[1] However, many religious Jews say that civil laws are divine ordinances addressing social issues.

[2] Actually, the Torah only states that the Decalogue was revealed at Mount Sinai.

[3] This is especially questionable since most biblical portions begin with the letter vav, “and.”

[4] Another problem with the view that the entire Torah was revealed at Mount Sinai is the fact that the Torah relates many events that occurred after the revelation of the Decalogue at Mount Sinai, including such things as various rebellions of the Israelites against Moses and Moses’ death.

[5] This is one of three instances where the Bible states that Moses had to ask God what the law is. See also Numbers 27:5 and the Babylonian Talmud, Baba Bathra 119a-120 a, and Shabbat 96b, about whether the daughters of Zelophehad could inherit. See Numbers 9:8 where Moses needs to ask God how to treat the men who could not observe the Pascal sacrifice on time.

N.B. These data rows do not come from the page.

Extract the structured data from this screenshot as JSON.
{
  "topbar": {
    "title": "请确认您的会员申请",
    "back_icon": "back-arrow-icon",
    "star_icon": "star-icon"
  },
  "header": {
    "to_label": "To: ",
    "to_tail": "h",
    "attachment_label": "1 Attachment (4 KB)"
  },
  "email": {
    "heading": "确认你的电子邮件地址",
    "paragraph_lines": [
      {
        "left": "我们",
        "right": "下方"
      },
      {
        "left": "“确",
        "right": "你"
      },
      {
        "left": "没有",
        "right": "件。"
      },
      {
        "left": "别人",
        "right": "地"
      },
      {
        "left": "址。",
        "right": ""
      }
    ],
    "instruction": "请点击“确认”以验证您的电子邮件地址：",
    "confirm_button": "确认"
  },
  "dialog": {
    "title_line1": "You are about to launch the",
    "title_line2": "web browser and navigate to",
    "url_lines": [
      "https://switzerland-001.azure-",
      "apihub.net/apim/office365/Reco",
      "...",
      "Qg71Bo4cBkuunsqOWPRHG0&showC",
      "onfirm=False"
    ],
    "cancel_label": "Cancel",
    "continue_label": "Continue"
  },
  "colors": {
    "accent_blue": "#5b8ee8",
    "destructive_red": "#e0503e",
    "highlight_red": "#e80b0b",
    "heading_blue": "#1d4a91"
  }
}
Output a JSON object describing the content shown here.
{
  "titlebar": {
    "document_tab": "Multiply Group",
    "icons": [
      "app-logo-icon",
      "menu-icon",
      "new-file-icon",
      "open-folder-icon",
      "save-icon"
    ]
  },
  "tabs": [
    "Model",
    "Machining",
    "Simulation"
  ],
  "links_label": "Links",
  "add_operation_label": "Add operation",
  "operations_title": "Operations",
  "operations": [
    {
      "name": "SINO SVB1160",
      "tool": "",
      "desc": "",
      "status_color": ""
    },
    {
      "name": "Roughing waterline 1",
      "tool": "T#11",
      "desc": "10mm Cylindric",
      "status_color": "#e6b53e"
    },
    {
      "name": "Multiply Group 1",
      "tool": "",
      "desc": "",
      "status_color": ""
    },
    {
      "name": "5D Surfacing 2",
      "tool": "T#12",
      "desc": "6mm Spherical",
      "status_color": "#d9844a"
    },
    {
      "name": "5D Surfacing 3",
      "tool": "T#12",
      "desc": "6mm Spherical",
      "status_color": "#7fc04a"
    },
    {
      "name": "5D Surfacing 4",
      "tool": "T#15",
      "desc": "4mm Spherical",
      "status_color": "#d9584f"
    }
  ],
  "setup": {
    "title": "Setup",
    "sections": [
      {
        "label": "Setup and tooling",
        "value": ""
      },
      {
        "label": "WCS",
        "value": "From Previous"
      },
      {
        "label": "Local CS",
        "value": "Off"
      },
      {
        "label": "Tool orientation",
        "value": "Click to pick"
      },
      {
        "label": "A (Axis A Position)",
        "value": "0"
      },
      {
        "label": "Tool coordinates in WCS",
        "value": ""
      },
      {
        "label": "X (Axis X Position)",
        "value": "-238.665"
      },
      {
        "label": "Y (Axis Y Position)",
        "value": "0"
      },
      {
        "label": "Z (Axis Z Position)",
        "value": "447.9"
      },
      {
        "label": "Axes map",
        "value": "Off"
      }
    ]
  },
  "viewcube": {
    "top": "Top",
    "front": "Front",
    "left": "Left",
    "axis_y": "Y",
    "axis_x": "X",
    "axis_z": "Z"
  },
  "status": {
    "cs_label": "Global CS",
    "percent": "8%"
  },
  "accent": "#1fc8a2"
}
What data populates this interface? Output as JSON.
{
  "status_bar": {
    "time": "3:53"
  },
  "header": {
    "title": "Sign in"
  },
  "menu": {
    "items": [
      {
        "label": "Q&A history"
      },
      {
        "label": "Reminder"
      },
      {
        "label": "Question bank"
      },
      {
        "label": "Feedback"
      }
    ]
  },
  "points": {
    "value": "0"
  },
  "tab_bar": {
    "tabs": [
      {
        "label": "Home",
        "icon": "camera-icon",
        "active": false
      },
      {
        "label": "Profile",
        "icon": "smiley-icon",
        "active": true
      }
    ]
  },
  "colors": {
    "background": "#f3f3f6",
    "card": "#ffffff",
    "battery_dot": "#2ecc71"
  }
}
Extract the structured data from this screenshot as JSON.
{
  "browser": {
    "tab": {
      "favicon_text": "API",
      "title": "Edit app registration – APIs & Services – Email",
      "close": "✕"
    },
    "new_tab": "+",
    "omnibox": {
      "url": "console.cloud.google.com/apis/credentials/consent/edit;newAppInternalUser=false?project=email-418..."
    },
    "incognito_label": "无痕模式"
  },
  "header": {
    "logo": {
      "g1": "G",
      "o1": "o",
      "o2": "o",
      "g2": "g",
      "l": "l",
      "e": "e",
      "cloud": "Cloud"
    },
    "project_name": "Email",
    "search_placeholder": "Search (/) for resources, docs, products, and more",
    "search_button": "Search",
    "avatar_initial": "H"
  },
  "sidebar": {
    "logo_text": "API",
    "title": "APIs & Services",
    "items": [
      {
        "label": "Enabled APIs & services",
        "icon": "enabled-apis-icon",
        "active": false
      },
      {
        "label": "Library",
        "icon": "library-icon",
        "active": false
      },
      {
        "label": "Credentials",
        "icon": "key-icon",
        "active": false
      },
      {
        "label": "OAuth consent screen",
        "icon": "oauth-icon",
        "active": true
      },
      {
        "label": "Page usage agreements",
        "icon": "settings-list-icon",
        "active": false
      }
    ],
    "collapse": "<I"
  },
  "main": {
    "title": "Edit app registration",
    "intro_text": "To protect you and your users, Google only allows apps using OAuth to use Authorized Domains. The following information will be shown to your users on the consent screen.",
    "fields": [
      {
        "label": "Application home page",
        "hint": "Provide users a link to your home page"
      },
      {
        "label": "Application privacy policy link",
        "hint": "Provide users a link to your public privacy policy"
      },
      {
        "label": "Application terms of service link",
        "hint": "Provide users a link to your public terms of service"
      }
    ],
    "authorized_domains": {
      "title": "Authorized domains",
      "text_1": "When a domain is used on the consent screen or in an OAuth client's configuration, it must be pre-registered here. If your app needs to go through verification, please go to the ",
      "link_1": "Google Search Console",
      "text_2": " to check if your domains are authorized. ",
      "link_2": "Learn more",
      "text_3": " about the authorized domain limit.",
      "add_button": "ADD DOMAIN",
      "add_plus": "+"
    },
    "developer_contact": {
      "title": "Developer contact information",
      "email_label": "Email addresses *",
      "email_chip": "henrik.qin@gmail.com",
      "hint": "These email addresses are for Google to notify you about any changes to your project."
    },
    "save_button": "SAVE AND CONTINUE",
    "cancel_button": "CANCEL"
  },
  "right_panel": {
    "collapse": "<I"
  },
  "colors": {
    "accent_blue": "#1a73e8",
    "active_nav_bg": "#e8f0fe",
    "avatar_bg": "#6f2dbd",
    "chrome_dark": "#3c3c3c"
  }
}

[6] Sanhedrin 40a.

[7] Oral laws are additions to and modifications of Torah laws that were developed during the post-biblical period by the rabbis at different times to address the changed needs of the post-biblical periods. The oral law is the basis of rabbinic Judaism and is in contrast to Torah Judaism, which takes the Bible literally. Sadducees during the second temple period and Karaites that began in the Middle Ages took the Bible literally. Pharisees and later rabbis did not. An example is “eye for an eye” which literally means that if a person took out an eye of another person he is punished by losing an eye. The rabbis changed the law to monetary compensation which is the value of the injured eye. Another example of oral law is “prozbul.” The Torah states that all debts are canceled during the Sabbatical year that occurs every seventh year. Noticing that the debt cancellation had a detrimental effect upon commerce, the sage Hillel developed a procedure during the beginning of the Common Era that debts symbolically assigned to a court would not be cancelled.